══ DATA FOR REVIEW

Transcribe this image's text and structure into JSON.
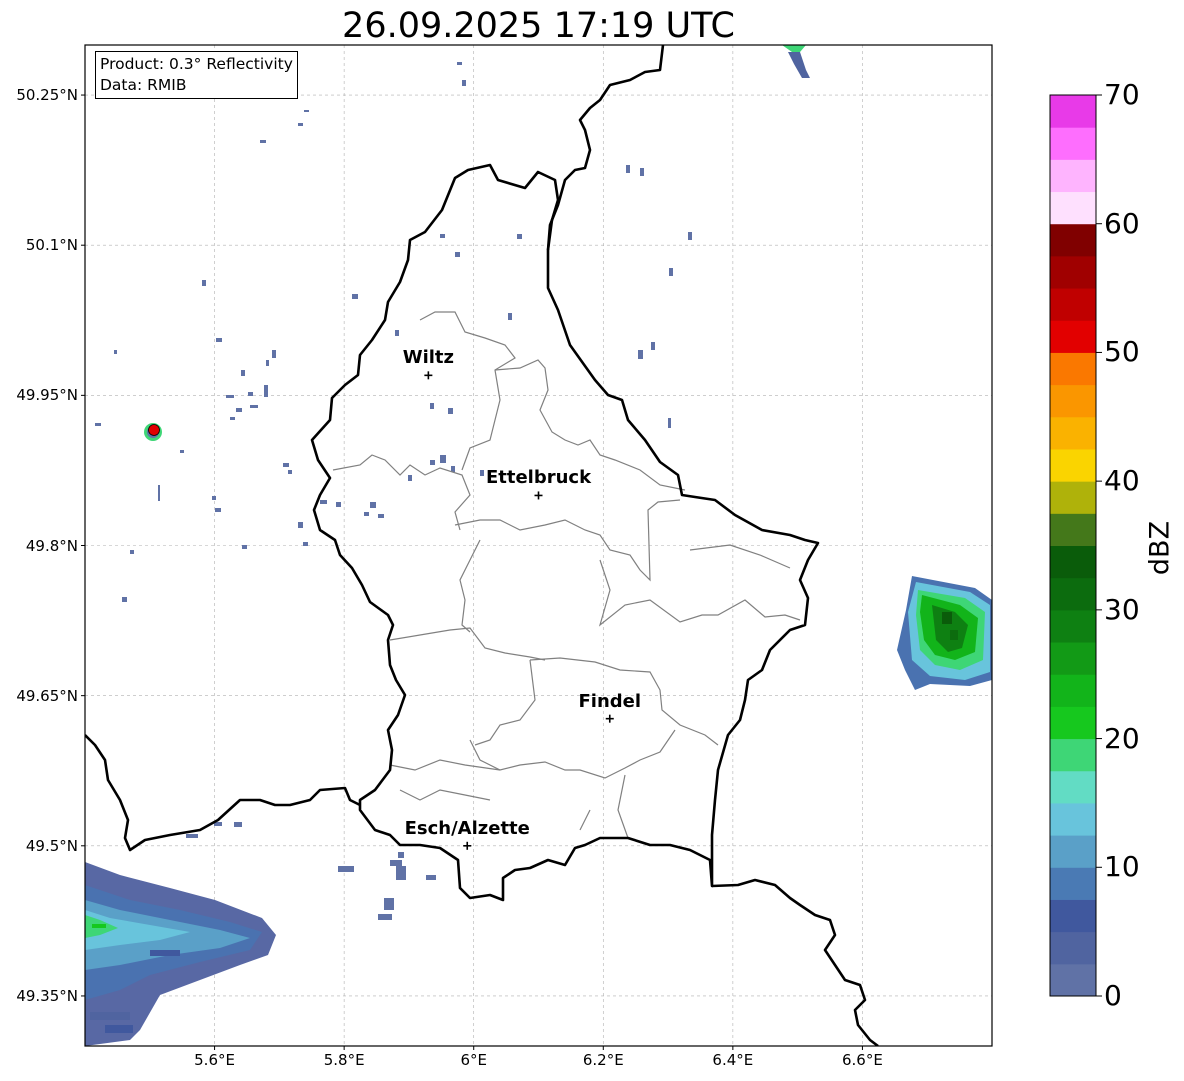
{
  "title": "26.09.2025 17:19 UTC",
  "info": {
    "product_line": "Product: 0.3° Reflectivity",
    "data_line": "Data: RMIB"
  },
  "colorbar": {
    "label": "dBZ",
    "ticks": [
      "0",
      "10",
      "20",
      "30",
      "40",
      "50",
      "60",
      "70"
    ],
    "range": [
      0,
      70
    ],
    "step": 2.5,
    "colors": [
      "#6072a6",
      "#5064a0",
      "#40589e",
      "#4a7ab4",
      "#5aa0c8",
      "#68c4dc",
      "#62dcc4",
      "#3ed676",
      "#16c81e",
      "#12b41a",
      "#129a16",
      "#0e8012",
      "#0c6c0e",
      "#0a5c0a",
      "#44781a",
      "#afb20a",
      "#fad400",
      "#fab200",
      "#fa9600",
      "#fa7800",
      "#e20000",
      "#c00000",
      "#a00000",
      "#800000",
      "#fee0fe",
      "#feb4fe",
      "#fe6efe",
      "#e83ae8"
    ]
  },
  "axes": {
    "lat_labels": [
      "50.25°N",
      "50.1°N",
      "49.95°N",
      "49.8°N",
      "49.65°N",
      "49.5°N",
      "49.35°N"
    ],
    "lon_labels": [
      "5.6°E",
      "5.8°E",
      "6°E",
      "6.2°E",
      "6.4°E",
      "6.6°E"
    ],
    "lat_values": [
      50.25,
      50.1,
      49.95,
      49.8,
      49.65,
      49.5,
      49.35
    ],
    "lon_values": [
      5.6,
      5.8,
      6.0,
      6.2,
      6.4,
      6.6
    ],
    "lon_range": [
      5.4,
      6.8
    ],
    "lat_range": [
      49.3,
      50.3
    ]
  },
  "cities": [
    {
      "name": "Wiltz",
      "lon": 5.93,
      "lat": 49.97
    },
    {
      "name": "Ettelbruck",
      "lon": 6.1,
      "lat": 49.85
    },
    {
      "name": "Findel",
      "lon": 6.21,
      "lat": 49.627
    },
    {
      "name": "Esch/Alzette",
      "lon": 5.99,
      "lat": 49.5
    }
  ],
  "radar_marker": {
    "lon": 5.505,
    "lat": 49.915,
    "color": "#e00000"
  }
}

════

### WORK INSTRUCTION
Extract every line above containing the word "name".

### RESPONSE TO THE EXERCISE
      "name": "Wiltz",
      "name": "Ettelbruck",
      "name": "Findel",
      "name": "Esch/Alzette",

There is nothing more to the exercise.